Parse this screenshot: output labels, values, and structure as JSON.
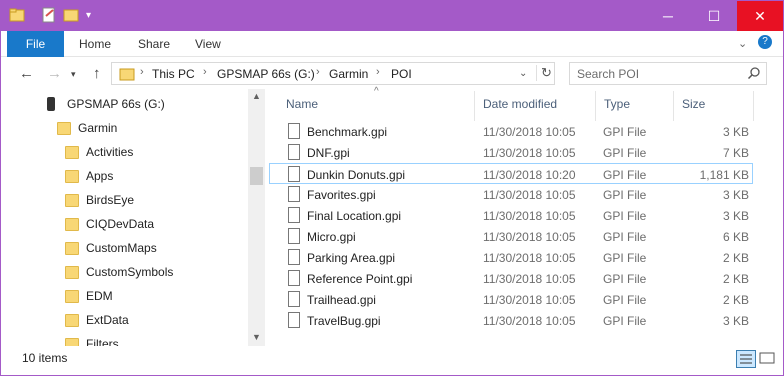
{
  "ribbon": {
    "tabs": [
      "File",
      "Home",
      "Share",
      "View"
    ]
  },
  "address": {
    "segments": [
      "This PC",
      "GPSMAP 66s (G:)",
      "Garmin",
      "POI"
    ]
  },
  "search": {
    "placeholder": "Search POI"
  },
  "nav_pane": {
    "drive": "GPSMAP 66s (G:)",
    "root_folder": "Garmin",
    "folders": [
      "Activities",
      "Apps",
      "BirdsEye",
      "CIQDevData",
      "CustomMaps",
      "CustomSymbols",
      "EDM",
      "ExtData",
      "Filters"
    ]
  },
  "columns": {
    "name": "Name",
    "date": "Date modified",
    "type": "Type",
    "size": "Size"
  },
  "files": [
    {
      "name": "Benchmark.gpi",
      "date": "11/30/2018 10:05",
      "type": "GPI File",
      "size": "3 KB"
    },
    {
      "name": "DNF.gpi",
      "date": "11/30/2018 10:05",
      "type": "GPI File",
      "size": "7 KB"
    },
    {
      "name": "Dunkin Donuts.gpi",
      "date": "11/30/2018 10:20",
      "type": "GPI File",
      "size": "1,181 KB"
    },
    {
      "name": "Favorites.gpi",
      "date": "11/30/2018 10:05",
      "type": "GPI File",
      "size": "3 KB"
    },
    {
      "name": "Final Location.gpi",
      "date": "11/30/2018 10:05",
      "type": "GPI File",
      "size": "3 KB"
    },
    {
      "name": "Micro.gpi",
      "date": "11/30/2018 10:05",
      "type": "GPI File",
      "size": "6 KB"
    },
    {
      "name": "Parking Area.gpi",
      "date": "11/30/2018 10:05",
      "type": "GPI File",
      "size": "2 KB"
    },
    {
      "name": "Reference Point.gpi",
      "date": "11/30/2018 10:05",
      "type": "GPI File",
      "size": "2 KB"
    },
    {
      "name": "Trailhead.gpi",
      "date": "11/30/2018 10:05",
      "type": "GPI File",
      "size": "2 KB"
    },
    {
      "name": "TravelBug.gpi",
      "date": "11/30/2018 10:05",
      "type": "GPI File",
      "size": "3 KB"
    }
  ],
  "status": {
    "item_count": "10 items"
  },
  "colors": {
    "titlebar": "#a45ac8",
    "file_tab": "#1979ca",
    "selection": "#99d1ff",
    "close": "#e81123"
  }
}
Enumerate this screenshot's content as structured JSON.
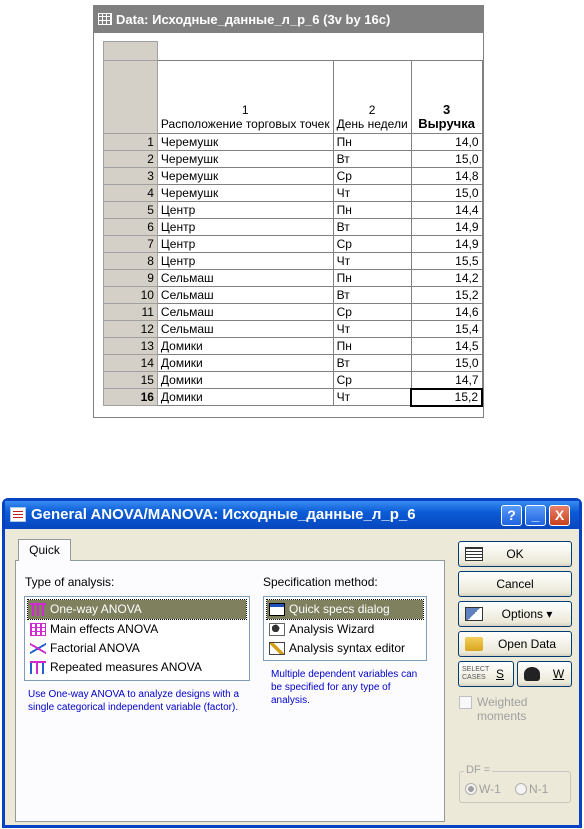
{
  "sheet": {
    "title": "Data: Исходные_данные_л_р_6 (3v by 16c)",
    "columns": [
      {
        "num": "1",
        "name": "Расположение торговых точек"
      },
      {
        "num": "2",
        "name": "День недели"
      },
      {
        "num": "3",
        "name": "Выручка"
      }
    ],
    "rows": [
      {
        "n": "1",
        "loc": "Черемушк",
        "day": "Пн",
        "rev": "14,0"
      },
      {
        "n": "2",
        "loc": "Черемушк",
        "day": "Вт",
        "rev": "15,0"
      },
      {
        "n": "3",
        "loc": "Черемушк",
        "day": "Ср",
        "rev": "14,8"
      },
      {
        "n": "4",
        "loc": "Черемушк",
        "day": "Чт",
        "rev": "15,0"
      },
      {
        "n": "5",
        "loc": "Центр",
        "day": "Пн",
        "rev": "14,4"
      },
      {
        "n": "6",
        "loc": "Центр",
        "day": "Вт",
        "rev": "14,9"
      },
      {
        "n": "7",
        "loc": "Центр",
        "day": "Ср",
        "rev": "14,9"
      },
      {
        "n": "8",
        "loc": "Центр",
        "day": "Чт",
        "rev": "15,5"
      },
      {
        "n": "9",
        "loc": "Сельмаш",
        "day": "Пн",
        "rev": "14,2"
      },
      {
        "n": "10",
        "loc": "Сельмаш",
        "day": "Вт",
        "rev": "15,2"
      },
      {
        "n": "11",
        "loc": "Сельмаш",
        "day": "Ср",
        "rev": "14,6"
      },
      {
        "n": "12",
        "loc": "Сельмаш",
        "day": "Чт",
        "rev": "15,4"
      },
      {
        "n": "13",
        "loc": "Домики",
        "day": "Пн",
        "rev": "14,5"
      },
      {
        "n": "14",
        "loc": "Домики",
        "day": "Вт",
        "rev": "15,0"
      },
      {
        "n": "15",
        "loc": "Домики",
        "day": "Ср",
        "rev": "14,7"
      },
      {
        "n": "16",
        "loc": "Домики",
        "day": "Чт",
        "rev": "15,2"
      }
    ]
  },
  "dialog": {
    "title": "General ANOVA/MANOVA: Исходные_данные_л_р_6",
    "help": "?",
    "minimize": "_",
    "close": "X",
    "tab": "Quick",
    "type_label": "Type of analysis:",
    "analysis_types": [
      "One-way ANOVA",
      "Main effects ANOVA",
      "Factorial ANOVA",
      "Repeated measures ANOVA"
    ],
    "spec_label": "Specification method:",
    "spec_methods": [
      "Quick specs dialog",
      "Analysis Wizard",
      "Analysis syntax editor"
    ],
    "note_left": "Use One-way ANOVA to analyze designs with a single categorical independent variable (factor).",
    "note_right": "Multiple dependent variables can be specified for any type of analysis.",
    "buttons": {
      "ok": "OK",
      "cancel": "Cancel",
      "options": "Options ▾",
      "open_data": "Open Data",
      "select_cases": "SELECT CASES",
      "s": "S",
      "w": "W"
    },
    "weighted": "Weighted moments",
    "df_label": "DF =",
    "df_options": [
      "W-1",
      "N-1"
    ],
    "df_selected": "W-1",
    "icons": [
      "grid-icon",
      "anova-app-icon",
      "help-icon",
      "minimize-icon",
      "close-icon",
      "ok-icon",
      "options-icon",
      "open-folder-icon",
      "weight-icon"
    ]
  }
}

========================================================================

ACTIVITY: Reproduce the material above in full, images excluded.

ANSWER SECTION:
Parse this screenshot: output labels, values, and structure as JSON.
{
  "ribbon": {
    "tabs": [
      "File",
      "Home",
      "Share",
      "View"
    ]
  },
  "address": {
    "segments": [
      "This PC",
      "GPSMAP 66s (G:)",
      "Garmin",
      "POI"
    ]
  },
  "search": {
    "placeholder": "Search POI"
  },
  "nav_pane": {
    "drive": "GPSMAP 66s (G:)",
    "root_folder": "Garmin",
    "folders": [
      "Activities",
      "Apps",
      "BirdsEye",
      "CIQDevData",
      "CustomMaps",
      "CustomSymbols",
      "EDM",
      "ExtData",
      "Filters"
    ]
  },
  "columns": {
    "name": "Name",
    "date": "Date modified",
    "type": "Type",
    "size": "Size"
  },
  "files": [
    {
      "name": "Benchmark.gpi",
      "date": "11/30/2018 10:05",
      "type": "GPI File",
      "size": "3 KB"
    },
    {
      "name": "DNF.gpi",
      "date": "11/30/2018 10:05",
      "type": "GPI File",
      "size": "7 KB"
    },
    {
      "name": "Dunkin Donuts.gpi",
      "date": "11/30/2018 10:20",
      "type": "GPI File",
      "size": "1,181 KB"
    },
    {
      "name": "Favorites.gpi",
      "date": "11/30/2018 10:05",
      "type": "GPI File",
      "size": "3 KB"
    },
    {
      "name": "Final Location.gpi",
      "date": "11/30/2018 10:05",
      "type": "GPI File",
      "size": "3 KB"
    },
    {
      "name": "Micro.gpi",
      "date": "11/30/2018 10:05",
      "type": "GPI File",
      "size": "6 KB"
    },
    {
      "name": "Parking Area.gpi",
      "date": "11/30/2018 10:05",
      "type": "GPI File",
      "size": "2 KB"
    },
    {
      "name": "Reference Point.gpi",
      "date": "11/30/2018 10:05",
      "type": "GPI File",
      "size": "2 KB"
    },
    {
      "name": "Trailhead.gpi",
      "date": "11/30/2018 10:05",
      "type": "GPI File",
      "size": "2 KB"
    },
    {
      "name": "TravelBug.gpi",
      "date": "11/30/2018 10:05",
      "type": "GPI File",
      "size": "3 KB"
    }
  ],
  "status": {
    "item_count": "10 items"
  },
  "colors": {
    "titlebar": "#a45ac8",
    "file_tab": "#1979ca",
    "selection": "#99d1ff",
    "close": "#e81123"
  }
}
Enumerate this screenshot's content as structured JSON.
{
  "sheet": {
    "title": "Data: Исходные_данные_л_р_6 (3v by 16c)",
    "columns": [
      {
        "num": "1",
        "name": "Расположение торговых точек"
      },
      {
        "num": "2",
        "name": "День недели"
      },
      {
        "num": "3",
        "name": "Выручка"
      }
    ],
    "rows": [
      {
        "n": "1",
        "loc": "Черемушк",
        "day": "Пн",
        "rev": "14,0"
      },
      {
        "n": "2",
        "loc": "Черемушк",
        "day": "Вт",
        "rev": "15,0"
      },
      {
        "n": "3",
        "loc": "Черемушк",
        "day": "Ср",
        "rev": "14,8"
      },
      {
        "n": "4",
        "loc": "Черемушк",
        "day": "Чт",
        "rev": "15,0"
      },
      {
        "n": "5",
        "loc": "Центр",
        "day": "Пн",
        "rev": "14,4"
      },
      {
        "n": "6",
        "loc": "Центр",
        "day": "Вт",
        "rev": "14,9"
      },
      {
        "n": "7",
        "loc": "Центр",
        "day": "Ср",
        "rev": "14,9"
      },
      {
        "n": "8",
        "loc": "Центр",
        "day": "Чт",
        "rev": "15,5"
      },
      {
        "n": "9",
        "loc": "Сельмаш",
        "day": "Пн",
        "rev": "14,2"
      },
      {
        "n": "10",
        "loc": "Сельмаш",
        "day": "Вт",
        "rev": "15,2"
      },
      {
        "n": "11",
        "loc": "Сельмаш",
        "day": "Ср",
        "rev": "14,6"
      },
      {
        "n": "12",
        "loc": "Сельмаш",
        "day": "Чт",
        "rev": "15,4"
      },
      {
        "n": "13",
        "loc": "Домики",
        "day": "Пн",
        "rev": "14,5"
      },
      {
        "n": "14",
        "loc": "Домики",
        "day": "Вт",
        "rev": "15,0"
      },
      {
        "n": "15",
        "loc": "Домики",
        "day": "Ср",
        "rev": "14,7"
      },
      {
        "n": "16",
        "loc": "Домики",
        "day": "Чт",
        "rev": "15,2"
      }
    ]
  },
  "dialog": {
    "title": "General ANOVA/MANOVA: Исходные_данные_л_р_6",
    "help": "?",
    "minimize": "_",
    "close": "X",
    "tab": "Quick",
    "type_label": "Type of analysis:",
    "analysis_types": [
      "One-way ANOVA",
      "Main effects ANOVA",
      "Factorial ANOVA",
      "Repeated measures ANOVA"
    ],
    "spec_label": "Specification method:",
    "spec_methods": [
      "Quick specs dialog",
      "Analysis Wizard",
      "Analysis syntax editor"
    ],
    "note_left": "Use One-way ANOVA to analyze designs with a single categorical independent variable (factor).",
    "note_right": "Multiple dependent variables can be specified for any type of analysis.",
    "buttons": {
      "ok": "OK",
      "cancel": "Cancel",
      "options": "Options ▾",
      "open_data": "Open Data",
      "select_cases": "SELECT CASES",
      "s": "S",
      "w": "W"
    },
    "weighted": "Weighted moments",
    "df_label": "DF =",
    "df_options": [
      "W-1",
      "N-1"
    ],
    "df_selected": "W-1",
    "icons": [
      "grid-icon",
      "anova-app-icon",
      "help-icon",
      "minimize-icon",
      "close-icon",
      "ok-icon",
      "options-icon",
      "open-folder-icon",
      "weight-icon"
    ]
  }
}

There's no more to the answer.